> _Problem details_
All of the data must be printed exactly; please include every line.

> _Exercise data_
□ □ □ □ □
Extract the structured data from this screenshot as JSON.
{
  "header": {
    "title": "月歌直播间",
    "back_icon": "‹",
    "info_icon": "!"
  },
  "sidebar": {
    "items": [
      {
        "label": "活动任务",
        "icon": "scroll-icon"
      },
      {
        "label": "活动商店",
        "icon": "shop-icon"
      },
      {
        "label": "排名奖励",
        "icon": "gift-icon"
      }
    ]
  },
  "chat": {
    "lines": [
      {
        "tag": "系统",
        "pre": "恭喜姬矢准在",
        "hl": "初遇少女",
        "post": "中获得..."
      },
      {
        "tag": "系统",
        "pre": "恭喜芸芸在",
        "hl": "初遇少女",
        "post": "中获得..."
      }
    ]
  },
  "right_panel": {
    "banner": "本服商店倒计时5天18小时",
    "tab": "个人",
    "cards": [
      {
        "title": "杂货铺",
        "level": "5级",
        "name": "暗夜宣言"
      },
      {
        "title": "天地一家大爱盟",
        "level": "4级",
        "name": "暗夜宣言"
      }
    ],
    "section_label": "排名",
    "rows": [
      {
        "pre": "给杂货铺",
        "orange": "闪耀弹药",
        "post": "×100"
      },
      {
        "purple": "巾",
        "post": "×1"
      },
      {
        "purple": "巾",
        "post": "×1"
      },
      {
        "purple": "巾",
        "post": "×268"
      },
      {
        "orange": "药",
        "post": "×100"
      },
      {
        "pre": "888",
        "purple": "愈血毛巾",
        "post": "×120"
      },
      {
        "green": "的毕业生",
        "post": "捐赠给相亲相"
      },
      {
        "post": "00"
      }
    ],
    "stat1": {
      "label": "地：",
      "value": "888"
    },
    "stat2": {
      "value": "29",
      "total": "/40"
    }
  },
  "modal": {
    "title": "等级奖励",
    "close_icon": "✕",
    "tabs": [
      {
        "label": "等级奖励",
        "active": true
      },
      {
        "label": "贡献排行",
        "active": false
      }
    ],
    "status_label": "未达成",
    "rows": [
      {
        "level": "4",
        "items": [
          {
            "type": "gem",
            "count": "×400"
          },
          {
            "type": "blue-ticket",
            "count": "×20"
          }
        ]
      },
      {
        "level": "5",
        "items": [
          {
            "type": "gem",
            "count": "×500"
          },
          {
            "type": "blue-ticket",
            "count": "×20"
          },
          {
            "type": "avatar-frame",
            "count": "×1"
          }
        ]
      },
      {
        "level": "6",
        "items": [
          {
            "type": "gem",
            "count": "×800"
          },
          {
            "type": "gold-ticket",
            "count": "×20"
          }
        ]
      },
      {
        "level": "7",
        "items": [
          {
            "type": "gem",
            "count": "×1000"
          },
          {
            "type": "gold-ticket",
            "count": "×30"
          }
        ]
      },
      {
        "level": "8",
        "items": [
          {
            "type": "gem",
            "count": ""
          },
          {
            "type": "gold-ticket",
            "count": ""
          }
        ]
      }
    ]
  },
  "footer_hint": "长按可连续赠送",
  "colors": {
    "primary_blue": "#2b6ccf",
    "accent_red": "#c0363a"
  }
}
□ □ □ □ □
> _Exercise result_
Extract the structured data from this screenshot as JSON.
{
  "header": {
    "title": "月歌直播间",
    "back_icon": "‹",
    "info_icon": "!"
  },
  "sidebar": {
    "items": [
      {
        "label": "活动任务",
        "icon": "scroll-icon"
      },
      {
        "label": "活动商店",
        "icon": "shop-icon"
      },
      {
        "label": "排名奖励",
        "icon": "gift-icon"
      }
    ]
  },
  "chat": {
    "lines": [
      {
        "tag": "系统",
        "pre": "恭喜姬矢准在",
        "hl": "初遇少女",
        "post": "中获得..."
      },
      {
        "tag": "系统",
        "pre": "恭喜芸芸在",
        "hl": "初遇少女",
        "post": "中获得..."
      }
    ]
  },
  "right_panel": {
    "banner": "本服商店倒计时5天18小时",
    "tab": "个人",
    "cards": [
      {
        "title": "杂货铺",
        "level": "5级",
        "name": "暗夜宣言"
      },
      {
        "title": "天地一家大爱盟",
        "level": "4级",
        "name": "暗夜宣言"
      }
    ],
    "section_label": "排名",
    "rows": [
      {
        "pre": "给杂货铺",
        "orange": "闪耀弹药",
        "post": "×100"
      },
      {
        "purple": "巾",
        "post": "×1"
      },
      {
        "purple": "巾",
        "post": "×1"
      },
      {
        "purple": "巾",
        "post": "×268"
      },
      {
        "orange": "药",
        "post": "×100"
      },
      {
        "pre": "888",
        "purple": "愈血毛巾",
        "post": "×120"
      },
      {
        "green": "的毕业生",
        "post": "捐赠给相亲相"
      },
      {
        "post": "00"
      }
    ],
    "stat1": {
      "label": "地：",
      "value": "888"
    },
    "stat2": {
      "value": "29",
      "total": "/40"
    }
  },
  "modal": {
    "title": "等级奖励",
    "close_icon": "✕",
    "tabs": [
      {
        "label": "等级奖励",
        "active": true
      },
      {
        "label": "贡献排行",
        "active": false
      }
    ],
    "status_label": "未达成",
    "rows": [
      {
        "level": "4",
        "items": [
          {
            "type": "gem",
            "count": "×400"
          },
          {
            "type": "blue-ticket",
            "count": "×20"
          }
        ]
      },
      {
        "level": "5",
        "items": [
          {
            "type": "gem",
            "count": "×500"
          },
          {
            "type": "blue-ticket",
            "count": "×20"
          },
          {
            "type": "avatar-frame",
            "count": "×1"
          }
        ]
      },
      {
        "level": "6",
        "items": [
          {
            "type": "gem",
            "count": "×800"
          },
          {
            "type": "gold-ticket",
            "count": "×20"
          }
        ]
      },
      {
        "level": "7",
        "items": [
          {
            "type": "gem",
            "count": "×1000"
          },
          {
            "type": "gold-ticket",
            "count": "×30"
          }
        ]
      },
      {
        "level": "8",
        "items": [
          {
            "type": "gem",
            "count": ""
          },
          {
            "type": "gold-ticket",
            "count": ""
          }
        ]
      }
    ]
  },
  "footer_hint": "长按可连续赠送",
  "colors": {
    "primary_blue": "#2b6ccf",
    "accent_red": "#c0363a"
  }
}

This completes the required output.